#### TASK TO CARRY OUT
What lines of the data below hold "sections"? Show them.

#### Data about app and page elements
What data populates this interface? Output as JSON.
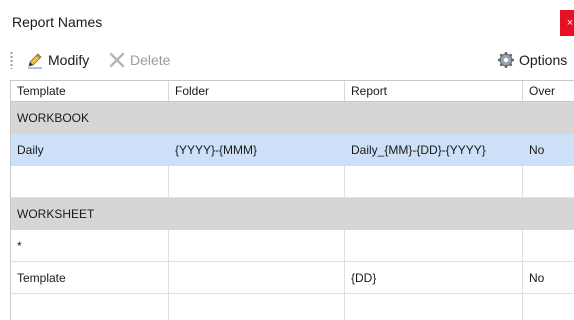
{
  "window": {
    "title": "Report Names",
    "close_glyph": "×"
  },
  "toolbar": {
    "modify_label": "Modify",
    "delete_label": "Delete",
    "options_label": "Options",
    "icons": {
      "modify": "pencil-icon",
      "delete": "x-delete-icon",
      "options": "gear-icon"
    }
  },
  "grid": {
    "columns": [
      "Template",
      "Folder",
      "Report",
      "Over"
    ],
    "groups": [
      {
        "name": "WORKBOOK",
        "rows": [
          {
            "template": "Daily",
            "folder": "{YYYY}-{MMM}",
            "report": "Daily_{MM}-{DD}-{YYYY}",
            "over": "No",
            "selected": true
          },
          {
            "template": "",
            "folder": "",
            "report": "",
            "over": ""
          }
        ]
      },
      {
        "name": "WORKSHEET",
        "rows": [
          {
            "template": "*",
            "folder": "",
            "report": "",
            "over": ""
          },
          {
            "template": "Template",
            "folder": "",
            "report": "{DD}",
            "over": "No"
          },
          {
            "template": "",
            "folder": "",
            "report": "",
            "over": ""
          }
        ]
      }
    ]
  },
  "colors": {
    "selected_row": "#cce0f7",
    "group_band": "#d6d6d6",
    "close_button": "#e81123"
  }
}
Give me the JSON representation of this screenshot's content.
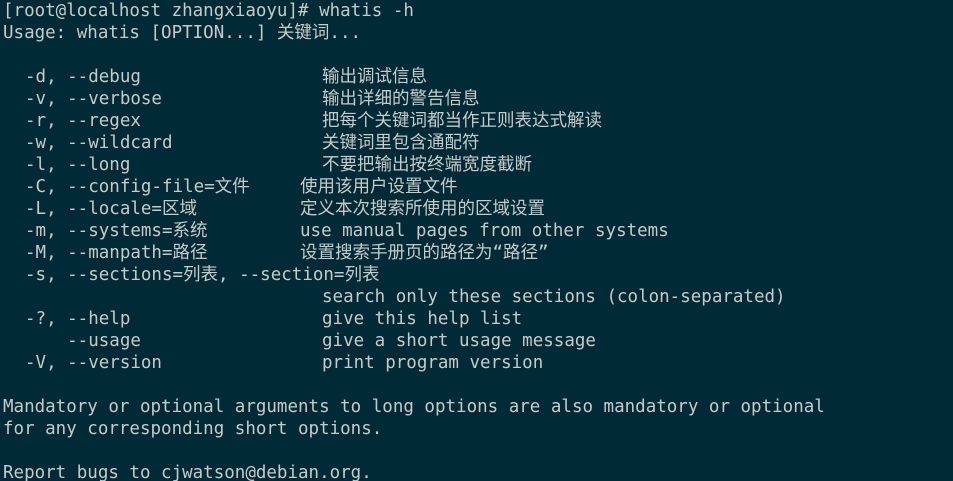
{
  "terminal": {
    "prompt_line": "[root@localhost zhangxiaoyu]# whatis -h",
    "usage_line": "Usage: whatis [OPTION...] 关键词...",
    "options": [
      {
        "flag": "-d, --debug",
        "desc": "输出调试信息"
      },
      {
        "flag": "-v, --verbose",
        "desc": "输出详细的警告信息"
      },
      {
        "flag": "-r, --regex",
        "desc": "把每个关键词都当作正则表达式解读"
      },
      {
        "flag": "-w, --wildcard",
        "desc": "关键词里包含通配符"
      },
      {
        "flag": "-l, --long",
        "desc": "不要把输出按终端宽度截断"
      },
      {
        "flag": "-C, --config-file=文件",
        "desc": "使用该用户设置文件"
      },
      {
        "flag": "-L, --locale=区域",
        "desc": "定义本次搜索所使用的区域设置"
      },
      {
        "flag": "-m, --systems=系统",
        "desc": "use manual pages from other systems"
      },
      {
        "flag": "-M, --manpath=路径",
        "desc": "设置搜索手册页的路径为“路径”"
      },
      {
        "flag": "-s, --sections=列表, --section=列表",
        "desc": ""
      },
      {
        "flag": "",
        "desc": "search only these sections (colon-separated)"
      },
      {
        "flag": "-?, --help",
        "desc": "give this help list"
      },
      {
        "flag": "    --usage",
        "desc": "give a short usage message"
      },
      {
        "flag": "-V, --version",
        "desc": "print program version"
      }
    ],
    "footer_1": "Mandatory or optional arguments to long options are also mandatory or optional",
    "footer_2": "for any corresponding short options.",
    "report": "Report bugs to cjwatson@debian.org."
  },
  "colors": {
    "background": "#002b36",
    "text": "#c9c9c9"
  }
}
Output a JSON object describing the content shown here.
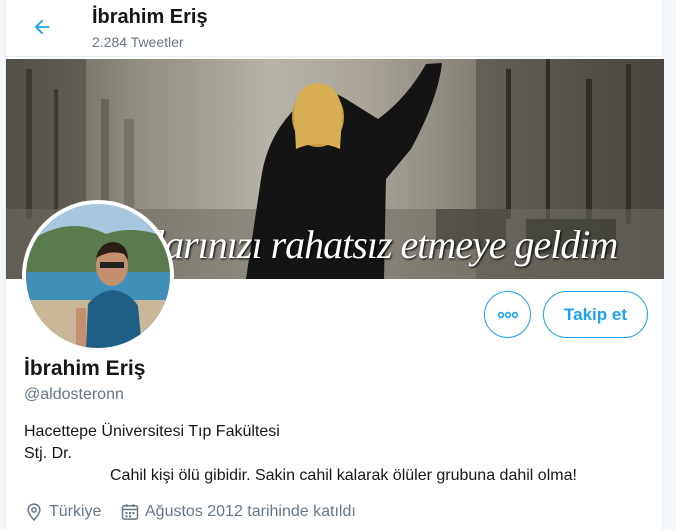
{
  "header": {
    "name": "İbrahim Eriş",
    "tweet_count": "2.284 Tweetler"
  },
  "banner": {
    "caption": "larınızı rahatsız etmeye geldim"
  },
  "profile": {
    "name": "İbrahim Eriş",
    "handle": "@aldosteronn",
    "bio": [
      "Hacettepe Üniversitesi Tıp Fakültesi",
      "Stj. Dr.",
      "Cahil kişi ölü gibidir. Sakin cahil kalarak ölüler grubuna dahil olma!"
    ],
    "location": "Türkiye",
    "joined": "Ağustos 2012 tarihinde katıldı"
  },
  "actions": {
    "follow_label": "Takip et",
    "more_icon": "more-horizontal-icon"
  },
  "icons": {
    "back": "back-arrow-icon",
    "location": "location-pin-icon",
    "calendar": "calendar-icon"
  },
  "colors": {
    "accent": "#1da1f2",
    "secondary_text": "#657786",
    "primary_text": "#14171a"
  }
}
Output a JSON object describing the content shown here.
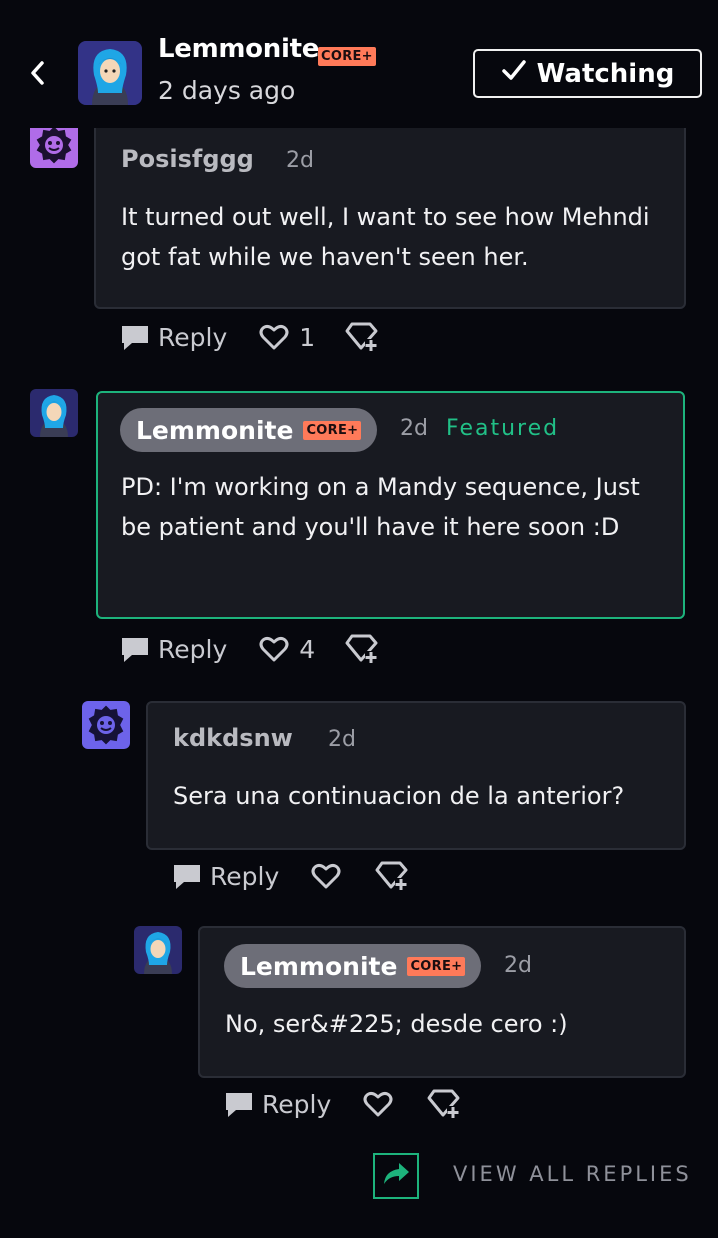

#### RESPONSE
        "flag": "-s, --sections=列表, --section=列表",
        "desc": "search only these sections (colon-separated)"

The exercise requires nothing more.